I’m one of those, yes. Not that I wasn’t raised right. My mother tried to teach me to do it. Made me do it on occasion. She also had a little sculpture my first boyfriend, Kev, gave her, of a man tugging on the reins of a stubbornly sitting mule.
Ha ha, guys.
I don’t do Christmas cards either. I tried a few years to do it. One year I did Valentines to everyone instead. After that, well, not so much. I am deeply grateful to the friends that have retained me on their lists, despite my non-reciprocation. To me that’s love — that they know I’ll never send a card back and they accept this in me.
I’m a bad correspondent, too. Since I’m confessing. When I went to college, my stepfather, Leo, gave me a stack of stamped envelopes with their address, so I could easily write home. He often harrumphed that it was the worst investment he ever made. Of course, that was just a gambit to try to keep me and my mother from running up the long-distance bill (remember when it used to cost by the minute to talk on the phone?), which was a failed premise from the start.
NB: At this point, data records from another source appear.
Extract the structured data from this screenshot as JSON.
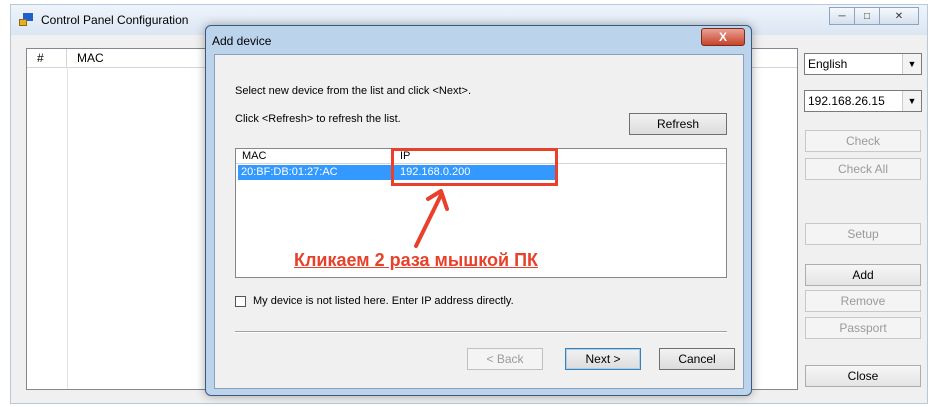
{
  "main_window": {
    "title": "Control Panel Configuration",
    "columns": [
      "#",
      "MAC"
    ],
    "window_controls": [
      "minimize",
      "maximize",
      "close"
    ]
  },
  "right_panel": {
    "language": "English",
    "ip": "192.168.26.15",
    "check": "Check",
    "check_all": "Check All",
    "setup": "Setup",
    "add": "Add",
    "remove": "Remove",
    "passport": "Passport",
    "close": "Close"
  },
  "dialog": {
    "title": "Add device",
    "close_glyph": "X",
    "instruction1": "Select new device from the list and click <Next>.",
    "instruction2": "Click <Refresh> to refresh the list.",
    "refresh": "Refresh",
    "list_columns": {
      "mac": "MAC",
      "ip": "IP"
    },
    "devices": [
      {
        "mac": "20:BF:DB:01:27:AC",
        "ip": "192.168.0.200"
      }
    ],
    "checkbox_label": "My device is not listed here. Enter IP address directly.",
    "back": "< Back",
    "next": "Next >",
    "cancel": "Cancel"
  },
  "annotation": {
    "text": "Кликаем 2 раза мышкой ПК",
    "color": "#e8402a"
  }
}
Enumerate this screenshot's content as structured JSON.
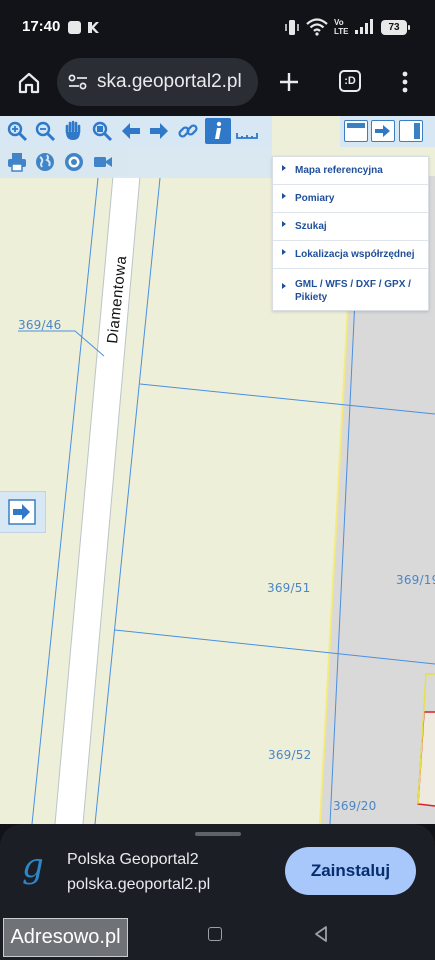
{
  "status_bar": {
    "time": "17:40",
    "battery": "73",
    "icons": [
      "app-notification-icon",
      "k-app-icon",
      "vibrate-icon",
      "wifi-icon",
      "volte-icon",
      "signal-icon",
      "battery-icon"
    ],
    "volte_top": "Vo",
    "volte_bottom": "LTE"
  },
  "browser": {
    "url": "polska.geoportal2.pl",
    "url_visible": "ska.geoportal2.pl",
    "tab_count": ":D"
  },
  "map": {
    "street_name": "Diamentowa",
    "parcels": [
      "369/46",
      "369/51",
      "369/19",
      "369/52",
      "369/20"
    ],
    "toolbar_tools": [
      "zoom-in",
      "zoom-out",
      "pan-hand",
      "zoom-window",
      "back",
      "forward",
      "link",
      "info",
      "measure",
      "print",
      "globe",
      "target",
      "camera"
    ],
    "menu": [
      "Mapa referencyjna",
      "Pomiary",
      "Szukaj",
      "Lokalizacja współrzędnej",
      "GML / WFS / DXF / GPX / Pikiety"
    ]
  },
  "install_banner": {
    "app_name": "Polska Geoportal2",
    "app_url": "polska.geoportal2.pl",
    "install_label": "Zainstaluj",
    "logo_letter": "g"
  },
  "watermark": "Adresowo.pl",
  "colors": {
    "map_background": "#eeefd9",
    "parcel_line": "#4a8fe0",
    "accent": "#a8c7fa",
    "menu_text": "#1f4f9a"
  }
}
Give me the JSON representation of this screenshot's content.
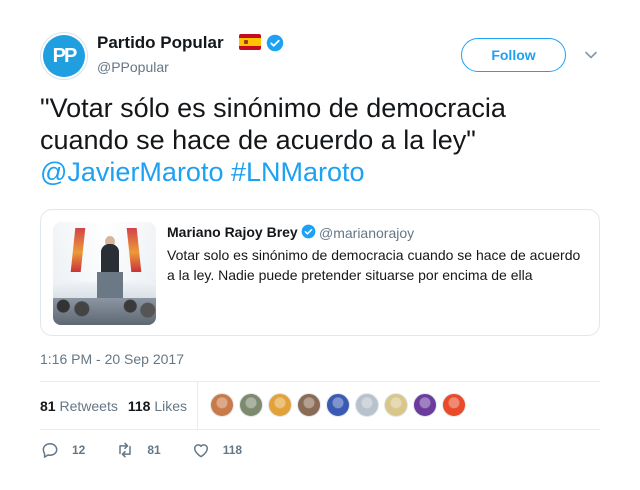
{
  "author": {
    "avatar_text": "PP",
    "name": "Partido Popular",
    "handle": "@PPopular"
  },
  "follow_label": "Follow",
  "tweet": {
    "line1": "\"Votar sólo es sinónimo de democracia",
    "line2": "cuando se hace de acuerdo a la ley\"",
    "mention": "@JavierMaroto",
    "hashtag": "#LNMaroto"
  },
  "quoted": {
    "name": "Mariano Rajoy Brey",
    "handle": "@marianorajoy",
    "text": "Votar solo es sinónimo de democracia cuando se hace de acuerdo a la ley. Nadie puede pretender situarse por encima de ella"
  },
  "timestamp": "1:16 PM - 20 Sep 2017",
  "stats": {
    "retweets_count": "81",
    "retweets_label": "Retweets",
    "likes_count": "118",
    "likes_label": "Likes"
  },
  "likers": [
    {
      "color": "#c97a4a"
    },
    {
      "color": "#7d8a6e"
    },
    {
      "color": "#e2a23a"
    },
    {
      "color": "#8a6b55"
    },
    {
      "color": "#3b5bb3"
    },
    {
      "color": "#b8c2cc"
    },
    {
      "color": "#d8c68a"
    },
    {
      "color": "#6b3c9e"
    },
    {
      "color": "#e84a2a"
    }
  ],
  "actions": {
    "reply_count": "12",
    "retweet_count": "81",
    "like_count": "118"
  },
  "colors": {
    "accent": "#1da1f2",
    "text": "#14171a",
    "muted": "#657786"
  }
}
Ironically, I think all of this is because I’m a writer. When I do write a letter, it goes on for pages and pages. And once I’ve written a “story,” I feel I’ve written it and I’m done. I don’t want to write it again.
I know people really hate it when they’re asked “did you read my blog?” so I try not to say that. And yet I find myself in conversations where I’m telling a story and the other person will say, oh yeah, I read that on your blog. So, I try to mentally track who I know reads this regularly. You can imagine how well that goes.
At any rate, my lovely stepsister, Hope, sent me a Thank-You Note for her birthday gifts, for her December birthday. And two days later, sent me another for the Christmas presents. Even though she knows we don’t do Thank-You Notes. Yes, my mother told her, having given up on them herself. And yes, Hope reads this blog.
I was planning, Hope, to threaten you at this point. That if you persist in sending Thank-You Notes, worse, multiple ones, that I’d have to escalate by sending Thank-You Gifts. (Note: no writing involved.)
But then, I re-read Hope’s birthday thank-you and it’s so sweet. And I love hearing how she liked what I sent.
Hope and I don’t get to talk much. We’re new to sisterhood with each other and we’re both busy. We don’t have an established pattern of communication, really. We only talk when we’re together. So it goes.
Maybe this is okay then. I send my gifts and she sends her thank-yous. I tell my stories here.
What’s most important is embracing each other for who we are.